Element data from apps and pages

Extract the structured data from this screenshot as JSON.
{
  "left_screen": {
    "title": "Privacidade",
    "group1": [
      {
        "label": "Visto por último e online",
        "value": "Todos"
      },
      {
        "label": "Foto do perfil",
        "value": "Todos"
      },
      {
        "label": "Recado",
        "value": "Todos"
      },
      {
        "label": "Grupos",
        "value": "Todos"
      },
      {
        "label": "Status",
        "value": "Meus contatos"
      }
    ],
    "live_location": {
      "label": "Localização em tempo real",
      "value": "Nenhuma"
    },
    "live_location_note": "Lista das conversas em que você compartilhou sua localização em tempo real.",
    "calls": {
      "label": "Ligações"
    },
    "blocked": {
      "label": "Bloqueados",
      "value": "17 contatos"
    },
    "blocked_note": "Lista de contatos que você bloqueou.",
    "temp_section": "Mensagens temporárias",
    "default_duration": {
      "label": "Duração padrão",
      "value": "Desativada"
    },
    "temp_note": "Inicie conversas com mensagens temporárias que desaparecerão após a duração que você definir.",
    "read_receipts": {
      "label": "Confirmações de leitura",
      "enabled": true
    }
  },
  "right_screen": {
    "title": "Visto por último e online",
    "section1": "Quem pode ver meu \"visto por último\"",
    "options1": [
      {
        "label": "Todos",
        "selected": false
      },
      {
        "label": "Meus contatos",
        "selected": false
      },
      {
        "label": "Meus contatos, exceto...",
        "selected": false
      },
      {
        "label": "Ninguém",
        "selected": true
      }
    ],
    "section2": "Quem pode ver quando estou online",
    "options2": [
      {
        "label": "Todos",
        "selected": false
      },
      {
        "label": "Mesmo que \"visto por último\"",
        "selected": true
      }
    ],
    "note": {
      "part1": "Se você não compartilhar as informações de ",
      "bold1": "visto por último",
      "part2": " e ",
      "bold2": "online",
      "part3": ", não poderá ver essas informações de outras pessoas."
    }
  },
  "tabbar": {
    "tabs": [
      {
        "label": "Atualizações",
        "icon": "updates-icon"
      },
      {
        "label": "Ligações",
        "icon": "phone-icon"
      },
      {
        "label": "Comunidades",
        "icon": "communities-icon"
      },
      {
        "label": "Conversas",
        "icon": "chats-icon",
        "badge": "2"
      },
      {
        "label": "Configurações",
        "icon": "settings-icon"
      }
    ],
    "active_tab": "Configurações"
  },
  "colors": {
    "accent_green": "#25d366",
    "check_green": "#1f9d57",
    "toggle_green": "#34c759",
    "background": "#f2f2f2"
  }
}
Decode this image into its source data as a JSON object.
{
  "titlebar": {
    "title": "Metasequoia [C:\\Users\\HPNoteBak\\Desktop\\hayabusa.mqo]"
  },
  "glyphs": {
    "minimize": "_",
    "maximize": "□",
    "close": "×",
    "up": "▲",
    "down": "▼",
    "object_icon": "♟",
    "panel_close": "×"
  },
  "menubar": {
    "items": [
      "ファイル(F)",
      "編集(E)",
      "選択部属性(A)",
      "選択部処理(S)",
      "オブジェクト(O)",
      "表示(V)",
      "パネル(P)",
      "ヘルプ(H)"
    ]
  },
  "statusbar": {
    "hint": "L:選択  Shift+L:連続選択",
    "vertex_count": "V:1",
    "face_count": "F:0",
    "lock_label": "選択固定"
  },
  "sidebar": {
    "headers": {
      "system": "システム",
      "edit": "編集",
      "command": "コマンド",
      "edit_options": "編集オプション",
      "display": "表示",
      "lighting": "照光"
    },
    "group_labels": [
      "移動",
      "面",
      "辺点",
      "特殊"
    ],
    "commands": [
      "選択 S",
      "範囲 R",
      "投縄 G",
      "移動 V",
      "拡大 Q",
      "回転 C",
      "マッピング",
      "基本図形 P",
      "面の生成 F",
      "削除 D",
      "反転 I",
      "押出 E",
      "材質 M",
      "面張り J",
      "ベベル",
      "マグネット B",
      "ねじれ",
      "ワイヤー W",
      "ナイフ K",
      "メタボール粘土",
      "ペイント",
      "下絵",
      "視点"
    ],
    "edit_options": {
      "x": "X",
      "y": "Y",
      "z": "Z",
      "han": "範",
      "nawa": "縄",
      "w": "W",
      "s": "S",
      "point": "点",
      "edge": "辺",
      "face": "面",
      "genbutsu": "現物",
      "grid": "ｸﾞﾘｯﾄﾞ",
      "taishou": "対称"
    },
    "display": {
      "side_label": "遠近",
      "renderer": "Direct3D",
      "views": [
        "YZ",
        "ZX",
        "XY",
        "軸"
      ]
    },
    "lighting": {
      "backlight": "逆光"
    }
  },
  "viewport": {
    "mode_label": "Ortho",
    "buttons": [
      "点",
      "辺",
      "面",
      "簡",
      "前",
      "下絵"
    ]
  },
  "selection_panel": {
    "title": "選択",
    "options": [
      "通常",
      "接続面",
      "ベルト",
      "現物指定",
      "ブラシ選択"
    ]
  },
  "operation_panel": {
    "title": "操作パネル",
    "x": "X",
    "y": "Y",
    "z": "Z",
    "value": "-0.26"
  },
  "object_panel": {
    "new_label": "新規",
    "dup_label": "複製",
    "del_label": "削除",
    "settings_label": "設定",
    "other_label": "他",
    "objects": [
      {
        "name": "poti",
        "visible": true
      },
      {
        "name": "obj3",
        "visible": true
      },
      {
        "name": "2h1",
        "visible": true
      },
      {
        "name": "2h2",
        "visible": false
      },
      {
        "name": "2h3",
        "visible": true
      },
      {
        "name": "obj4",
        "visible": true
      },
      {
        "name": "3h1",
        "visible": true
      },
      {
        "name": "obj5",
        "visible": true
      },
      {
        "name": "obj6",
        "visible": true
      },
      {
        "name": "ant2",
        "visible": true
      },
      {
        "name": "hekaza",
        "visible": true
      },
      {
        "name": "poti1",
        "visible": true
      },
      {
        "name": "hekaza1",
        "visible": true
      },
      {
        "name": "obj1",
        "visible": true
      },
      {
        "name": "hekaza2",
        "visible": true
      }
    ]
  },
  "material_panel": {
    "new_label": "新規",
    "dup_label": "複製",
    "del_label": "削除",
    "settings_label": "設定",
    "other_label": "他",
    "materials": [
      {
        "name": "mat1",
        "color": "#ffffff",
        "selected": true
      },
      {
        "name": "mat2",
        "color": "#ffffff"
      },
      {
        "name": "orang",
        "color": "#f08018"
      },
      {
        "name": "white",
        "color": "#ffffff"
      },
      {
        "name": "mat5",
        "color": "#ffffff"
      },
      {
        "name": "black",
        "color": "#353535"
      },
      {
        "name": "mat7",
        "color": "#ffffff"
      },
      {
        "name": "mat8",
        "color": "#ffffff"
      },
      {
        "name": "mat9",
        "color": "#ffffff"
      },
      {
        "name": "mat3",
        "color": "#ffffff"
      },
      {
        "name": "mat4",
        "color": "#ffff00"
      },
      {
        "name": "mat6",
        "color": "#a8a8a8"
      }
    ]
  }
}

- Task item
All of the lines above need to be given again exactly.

- Result of this exercise
Extract the structured data from this screenshot as JSON.
{
  "left_screen": {
    "title": "Privacidade",
    "group1": [
      {
        "label": "Visto por último e online",
        "value": "Todos"
      },
      {
        "label": "Foto do perfil",
        "value": "Todos"
      },
      {
        "label": "Recado",
        "value": "Todos"
      },
      {
        "label": "Grupos",
        "value": "Todos"
      },
      {
        "label": "Status",
        "value": "Meus contatos"
      }
    ],
    "live_location": {
      "label": "Localização em tempo real",
      "value": "Nenhuma"
    },
    "live_location_note": "Lista das conversas em que você compartilhou sua localização em tempo real.",
    "calls": {
      "label": "Ligações"
    },
    "blocked": {
      "label": "Bloqueados",
      "value": "17 contatos"
    },
    "blocked_note": "Lista de contatos que você bloqueou.",
    "temp_section": "Mensagens temporárias",
    "default_duration": {
      "label": "Duração padrão",
      "value": "Desativada"
    },
    "temp_note": "Inicie conversas com mensagens temporárias que desaparecerão após a duração que você definir.",
    "read_receipts": {
      "label": "Confirmações de leitura",
      "enabled": true
    }
  },
  "right_screen": {
    "title": "Visto por último e online",
    "section1": "Quem pode ver meu \"visto por último\"",
    "options1": [
      {
        "label": "Todos",
        "selected": false
      },
      {
        "label": "Meus contatos",
        "selected": false
      },
      {
        "label": "Meus contatos, exceto...",
        "selected": false
      },
      {
        "label": "Ninguém",
        "selected": true
      }
    ],
    "section2": "Quem pode ver quando estou online",
    "options2": [
      {
        "label": "Todos",
        "selected": false
      },
      {
        "label": "Mesmo que \"visto por último\"",
        "selected": true
      }
    ],
    "note": {
      "part1": "Se você não compartilhar as informações de ",
      "bold1": "visto por último",
      "part2": " e ",
      "bold2": "online",
      "part3": ", não poderá ver essas informações de outras pessoas."
    }
  },
  "tabbar": {
    "tabs": [
      {
        "label": "Atualizações",
        "icon": "updates-icon"
      },
      {
        "label": "Ligações",
        "icon": "phone-icon"
      },
      {
        "label": "Comunidades",
        "icon": "communities-icon"
      },
      {
        "label": "Conversas",
        "icon": "chats-icon",
        "badge": "2"
      },
      {
        "label": "Configurações",
        "icon": "settings-icon"
      }
    ],
    "active_tab": "Configurações"
  },
  "colors": {
    "accent_green": "#25d366",
    "check_green": "#1f9d57",
    "toggle_green": "#34c759",
    "background": "#f2f2f2"
  }
}
Decode this image into its source data as a JSON object.
{
  "titlebar": {
    "title": "Metasequoia [C:\\Users\\HPNoteBak\\Desktop\\hayabusa.mqo]"
  },
  "glyphs": {
    "minimize": "_",
    "maximize": "□",
    "close": "×",
    "up": "▲",
    "down": "▼",
    "object_icon": "♟",
    "panel_close": "×"
  },
  "menubar": {
    "items": [
      "ファイル(F)",
      "編集(E)",
      "選択部属性(A)",
      "選択部処理(S)",
      "オブジェクト(O)",
      "表示(V)",
      "パネル(P)",
      "ヘルプ(H)"
    ]
  },
  "statusbar": {
    "hint": "L:選択  Shift+L:連続選択",
    "vertex_count": "V:1",
    "face_count": "F:0",
    "lock_label": "選択固定"
  },
  "sidebar": {
    "headers": {
      "system": "システム",
      "edit": "編集",
      "command": "コマンド",
      "edit_options": "編集オプション",
      "display": "表示",
      "lighting": "照光"
    },
    "group_labels": [
      "移動",
      "面",
      "辺点",
      "特殊"
    ],
    "commands": [
      "選択 S",
      "範囲 R",
      "投縄 G",
      "移動 V",
      "拡大 Q",
      "回転 C",
      "マッピング",
      "基本図形 P",
      "面の生成 F",
      "削除 D",
      "反転 I",
      "押出 E",
      "材質 M",
      "面張り J",
      "ベベル",
      "マグネット B",
      "ねじれ",
      "ワイヤー W",
      "ナイフ K",
      "メタボール粘土",
      "ペイント",
      "下絵",
      "視点"
    ],
    "edit_options": {
      "x": "X",
      "y": "Y",
      "z": "Z",
      "han": "範",
      "nawa": "縄",
      "w": "W",
      "s": "S",
      "point": "点",
      "edge": "辺",
      "face": "面",
      "genbutsu": "現物",
      "grid": "ｸﾞﾘｯﾄﾞ",
      "taishou": "対称"
    },
    "display": {
      "side_label": "遠近",
      "renderer": "Direct3D",
      "views": [
        "YZ",
        "ZX",
        "XY",
        "軸"
      ]
    },
    "lighting": {
      "backlight": "逆光"
    }
  },
  "viewport": {
    "mode_label": "Ortho",
    "buttons": [
      "点",
      "辺",
      "面",
      "簡",
      "前",
      "下絵"
    ]
  },
  "selection_panel": {
    "title": "選択",
    "options": [
      "通常",
      "接続面",
      "ベルト",
      "現物指定",
      "ブラシ選択"
    ]
  },
  "operation_panel": {
    "title": "操作パネル",
    "x": "X",
    "y": "Y",
    "z": "Z",
    "value": "-0.26"
  },
  "object_panel": {
    "new_label": "新規",
    "dup_label": "複製",
    "del_label": "削除",
    "settings_label": "設定",
    "other_label": "他",
    "objects": [
      {
        "name": "poti",
        "visible": true
      },
      {
        "name": "obj3",
        "visible": true
      },
      {
        "name": "2h1",
        "visible": true
      },
      {
        "name": "2h2",
        "visible": false
      },
      {
        "name": "2h3",
        "visible": true
      },
      {
        "name": "obj4",
        "visible": true
      },
      {
        "name": "3h1",
        "visible": true
      },
      {
        "name": "obj5",
        "visible": true
      },
      {
        "name": "obj6",
        "visible": true
      },
      {
        "name": "ant2",
        "visible": true
      },
      {
        "name": "hekaza",
        "visible": true
      },
      {
        "name": "poti1",
        "visible": true
      },
      {
        "name": "hekaza1",
        "visible": true
      },
      {
        "name": "obj1",
        "visible": true
      },
      {
        "name": "hekaza2",
        "visible": true
      }
    ]
  },
  "material_panel": {
    "new_label": "新規",
    "dup_label": "複製",
    "del_label": "削除",
    "settings_label": "設定",
    "other_label": "他",
    "materials": [
      {
        "name": "mat1",
        "color": "#ffffff",
        "selected": true
      },
      {
        "name": "mat2",
        "color": "#ffffff"
      },
      {
        "name": "orang",
        "color": "#f08018"
      },
      {
        "name": "white",
        "color": "#ffffff"
      },
      {
        "name": "mat5",
        "color": "#ffffff"
      },
      {
        "name": "black",
        "color": "#353535"
      },
      {
        "name": "mat7",
        "color": "#ffffff"
      },
      {
        "name": "mat8",
        "color": "#ffffff"
      },
      {
        "name": "mat9",
        "color": "#ffffff"
      },
      {
        "name": "mat3",
        "color": "#ffffff"
      },
      {
        "name": "mat4",
        "color": "#ffff00"
      },
      {
        "name": "mat6",
        "color": "#a8a8a8"
      }
    ]
  }
}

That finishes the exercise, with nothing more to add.